◆ Exercise data ◆
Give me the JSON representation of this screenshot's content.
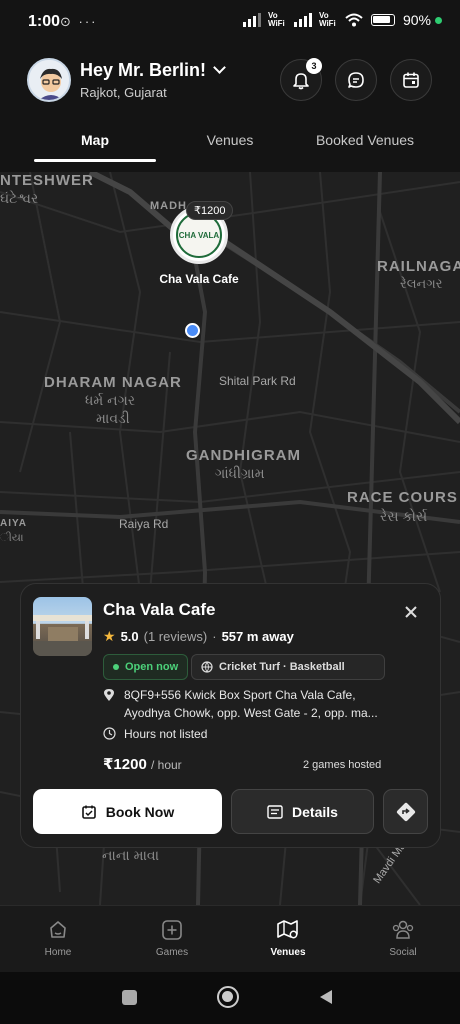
{
  "status": {
    "time": "1:00",
    "signal1_label": "Vo WiFi",
    "signal2_label": "Vo WiFi",
    "battery": "90%"
  },
  "header": {
    "greeting": "Hey Mr. Berlin!",
    "location": "Rajkot, Gujarat",
    "notification_count": "3"
  },
  "tabs": [
    {
      "label": "Map",
      "active": true
    },
    {
      "label": "Venues",
      "active": false
    },
    {
      "label": "Booked Venues",
      "active": false
    }
  ],
  "map": {
    "labels": {
      "nteshwer": "NTESHWER",
      "nteshwer_gu": "ઘંટેશ્વર",
      "madh": "MADH",
      "railnagar": "RAILNAGA",
      "railnagar_gu": "રેલનગર",
      "dharam": "DHARAM NAGAR",
      "dharam_gu1": "ધર્મ નગર",
      "dharam_gu2": "માવડી",
      "shital": "Shital Park Rd",
      "gandhigram": "GANDHIGRAM",
      "gandhigram_gu": "ગાંધીગ્રામ",
      "racecourse": "RACE COURS",
      "racecourse_gu": "રેસ કોર્સ",
      "aiya": "AIYA",
      "aiya_gu": "ીયા",
      "raiya_rd": "Raiya Rd",
      "nana_mava": "નાના માવા",
      "mavdi": "Mavdi Ma"
    },
    "pin": {
      "price": "₹1200",
      "logo_text": "CHA VALA",
      "name": "Cha Vala Cafe"
    }
  },
  "card": {
    "title": "Cha Vala Cafe",
    "rating": "5.0",
    "reviews": "(1 reviews)",
    "separator": "·",
    "distance": "557 m away",
    "status": "Open now",
    "sports": "Cricket Turf · Basketball",
    "address_line1": "8QF9+556 Kwick Box Sport Cha Vala Cafe,",
    "address_line2": "Ayodhya Chowk, opp. West Gate - 2, opp. ma...",
    "hours": "Hours not listed",
    "price": "₹1200",
    "price_unit": "/ hour",
    "games_hosted": "2 games hosted",
    "book_label": "Book Now",
    "details_label": "Details"
  },
  "bottom_nav": [
    {
      "label": "Home",
      "icon": "home-icon",
      "active": false
    },
    {
      "label": "Games",
      "icon": "plus-square-icon",
      "active": false
    },
    {
      "label": "Venues",
      "icon": "map-pin-icon",
      "active": true
    },
    {
      "label": "Social",
      "icon": "people-icon",
      "active": false
    }
  ],
  "colors": {
    "background": "#141414",
    "map": "#202020",
    "accent_green": "#4cd17a",
    "location_dot": "#4a8cf7"
  }
}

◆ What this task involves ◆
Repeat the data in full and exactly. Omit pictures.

◆ Solved exercise ◆
Give me the JSON representation of this screenshot's content.
{
  "status": {
    "time": "1:00",
    "signal1_label": "Vo WiFi",
    "signal2_label": "Vo WiFi",
    "battery": "90%"
  },
  "header": {
    "greeting": "Hey Mr. Berlin!",
    "location": "Rajkot, Gujarat",
    "notification_count": "3"
  },
  "tabs": [
    {
      "label": "Map",
      "active": true
    },
    {
      "label": "Venues",
      "active": false
    },
    {
      "label": "Booked Venues",
      "active": false
    }
  ],
  "map": {
    "labels": {
      "nteshwer": "NTESHWER",
      "nteshwer_gu": "ઘંટેશ્વર",
      "madh": "MADH",
      "railnagar": "RAILNAGA",
      "railnagar_gu": "રેલનગર",
      "dharam": "DHARAM NAGAR",
      "dharam_gu1": "ધર્મ નગર",
      "dharam_gu2": "માવડી",
      "shital": "Shital Park Rd",
      "gandhigram": "GANDHIGRAM",
      "gandhigram_gu": "ગાંધીગ્રામ",
      "racecourse": "RACE COURS",
      "racecourse_gu": "રેસ કોર્સ",
      "aiya": "AIYA",
      "aiya_gu": "ીયા",
      "raiya_rd": "Raiya Rd",
      "nana_mava": "નાના માવા",
      "mavdi": "Mavdi Ma"
    },
    "pin": {
      "price": "₹1200",
      "logo_text": "CHA VALA",
      "name": "Cha Vala Cafe"
    }
  },
  "card": {
    "title": "Cha Vala Cafe",
    "rating": "5.0",
    "reviews": "(1 reviews)",
    "separator": "·",
    "distance": "557 m away",
    "status": "Open now",
    "sports": "Cricket Turf · Basketball",
    "address_line1": "8QF9+556 Kwick Box Sport Cha Vala Cafe,",
    "address_line2": "Ayodhya Chowk, opp. West Gate - 2, opp. ma...",
    "hours": "Hours not listed",
    "price": "₹1200",
    "price_unit": "/ hour",
    "games_hosted": "2 games hosted",
    "book_label": "Book Now",
    "details_label": "Details"
  },
  "bottom_nav": [
    {
      "label": "Home",
      "icon": "home-icon",
      "active": false
    },
    {
      "label": "Games",
      "icon": "plus-square-icon",
      "active": false
    },
    {
      "label": "Venues",
      "icon": "map-pin-icon",
      "active": true
    },
    {
      "label": "Social",
      "icon": "people-icon",
      "active": false
    }
  ],
  "colors": {
    "background": "#141414",
    "map": "#202020",
    "accent_green": "#4cd17a",
    "location_dot": "#4a8cf7"
  }
}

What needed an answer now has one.